Yes, Apple. It's a hardware company that really only markets and hypes up software as a means to sell more hardware--like how iTunes really exists to sell iPods--and yet apparently it wants to buy Twitter. I'm not sure Twitter could convince me to buy any hardware, except maybe a water balloon to carry around in … Read more
A couple weeks back, I strapped on my best convincing boots and had a little lovefest with Rhapsody. But all is not roses in the realm of subscription music, and Rhapsody is definitely no exception to the rule. In fact, I have yet to come across the perfect piece of music software or the perfect online music service. True, I am exceedingly picky and jaded, but I also believe that there is always room for improvement when it comes to technology, be it hardware or software.

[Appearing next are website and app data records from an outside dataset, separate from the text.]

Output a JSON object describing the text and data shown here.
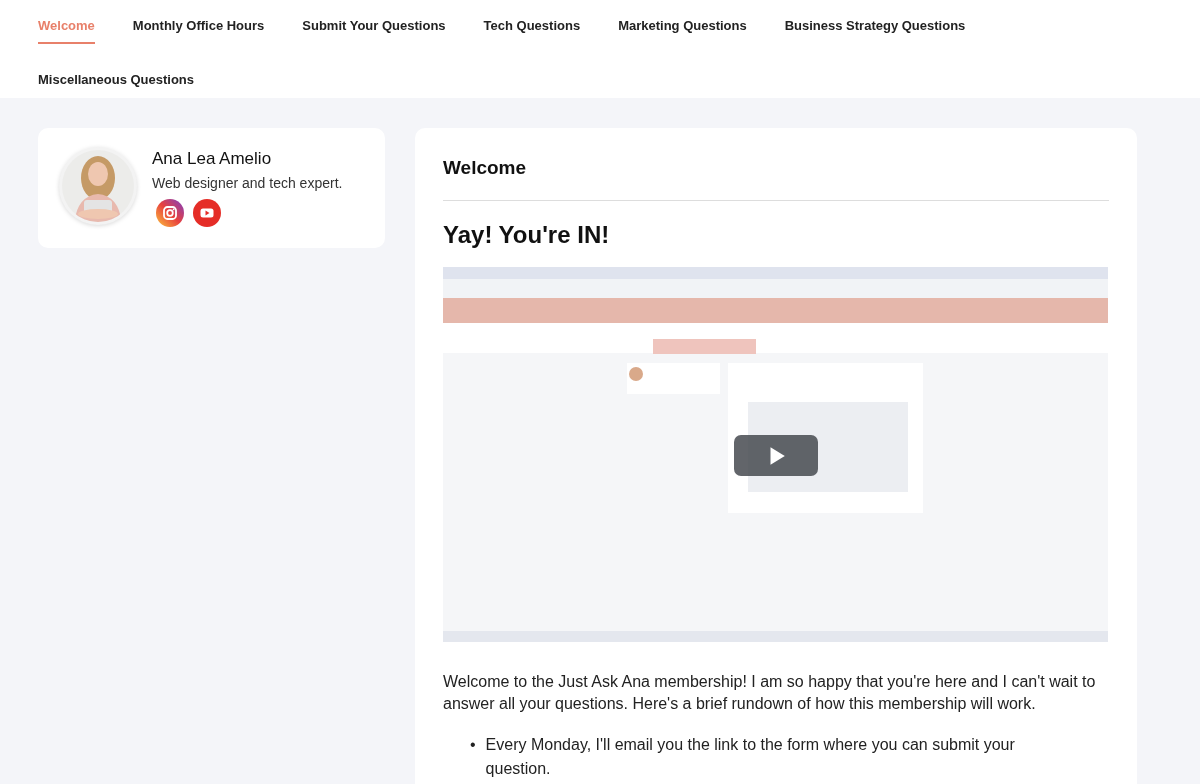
{
  "tabs": [
    {
      "label": "Welcome",
      "selected": true
    },
    {
      "label": "Monthly Office Hours",
      "selected": false
    },
    {
      "label": "Submit Your Questions",
      "selected": false
    },
    {
      "label": "Tech Questions",
      "selected": false
    },
    {
      "label": "Marketing Questions",
      "selected": false
    },
    {
      "label": "Business Strategy Questions",
      "selected": false
    },
    {
      "label": "Miscellaneous Questions",
      "selected": false
    }
  ],
  "profile": {
    "name": "Ana Lea Amelio",
    "bio": "Web designer and tech expert.",
    "socials": [
      {
        "kind": "instagram"
      },
      {
        "kind": "youtube"
      }
    ]
  },
  "content": {
    "title": "Welcome",
    "heading": "Yay! You're IN!",
    "intro": "Welcome to the Just Ask Ana membership! I am so happy that you're here and I can't wait to answer all your questions. Here's a brief rundown of how this membership will work.",
    "bullets": [
      {
        "marker": "•",
        "text": "Every Monday, I'll email you the link to the form where you can submit your question."
      }
    ]
  }
}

Certainly, Rhapsody could use some improvement. As much as I love the service and would have difficulty living without it at this point, there have been multiple occasions when my irritations with it have led to frustrated utterances. Most of the problems I have with Rhapsody are tied directly to the software, but as you need to have that installed to organize your own music and use the service effectively with portable devices, such as the Walkman, I feel these gripes are perfectly justified.Software interface issues: The Rhapsody software just looks so...1997. If you don't believe me, open up the software alongside Windows Media Player. See that pretty stacked-album-art view in WMP? Nice, isn't it? I'm not particularly fond of how Rhapsody organizes music, either. You use a drop down to switch between artist, album, and genre views, which are listed on the left, while related songs pop up in the right column; programs such as WMP and iTunes offer more elegant navigation. I also don't like that in the artist, album, or genre window, you can't simply type a letter--say "H"--and be taken directly to the artists that start with that letter. Transfer hangups: In my estimation, my portable device transfers hang about 40 percent of the time. For example, I'll be transferring a list of 30 songs and the files will just freeze up at 17. Unplugging the player and reconnecting doesn't help, nor does shutting down and restarting Rhapsody. I just have to wait until the software decides it's "ready" to give me my music to go. It always corrects on its own and the timeline is completely arbitrary. Seriously...what the?? General bugginess: I've spent a lot of time using a variety of software jukeboxes, and they have all suffered from bugginess from time to time. However, the one that full-on crashes the most--by far--is Rhapsody. And this hasn't been a problem recently, but it suffered from a rather nasty, long-lasting bug that wouldn't let me sign into my account for certain periods...again, completely at the app's whim.… Read more
It's been a long time since I was this cynical about Valentine's Day. I guess it's not as bad as the year when it was freezing cold and I had the flu, or the year when I had a blind date with that pretentious guy who thought he was destined to be a famous economist. But this year, I'm kind of bitter about the advent of everyone's favorite love-to-hate-it holiday for a different reason, and I blame my job.
I write about the Web. I'm used to an in-box full of press releases from … Read more
Hey, guys, news flash: Twitter is good for something.
This morning, I crawled out of bed and headed to the kitchen to make coffee, but upon turning on the faucet, I noticed that the water flowing out of it was a sketchy brown shade. Not good--especially since New York is one of those cities that prides itself on having a water purification infrastructure so advanced that you can drink right out of the tap.
My roommates weren't around. My landlord had no idea what was up. And an hour later, the water wasn't back to normal. So in … Read more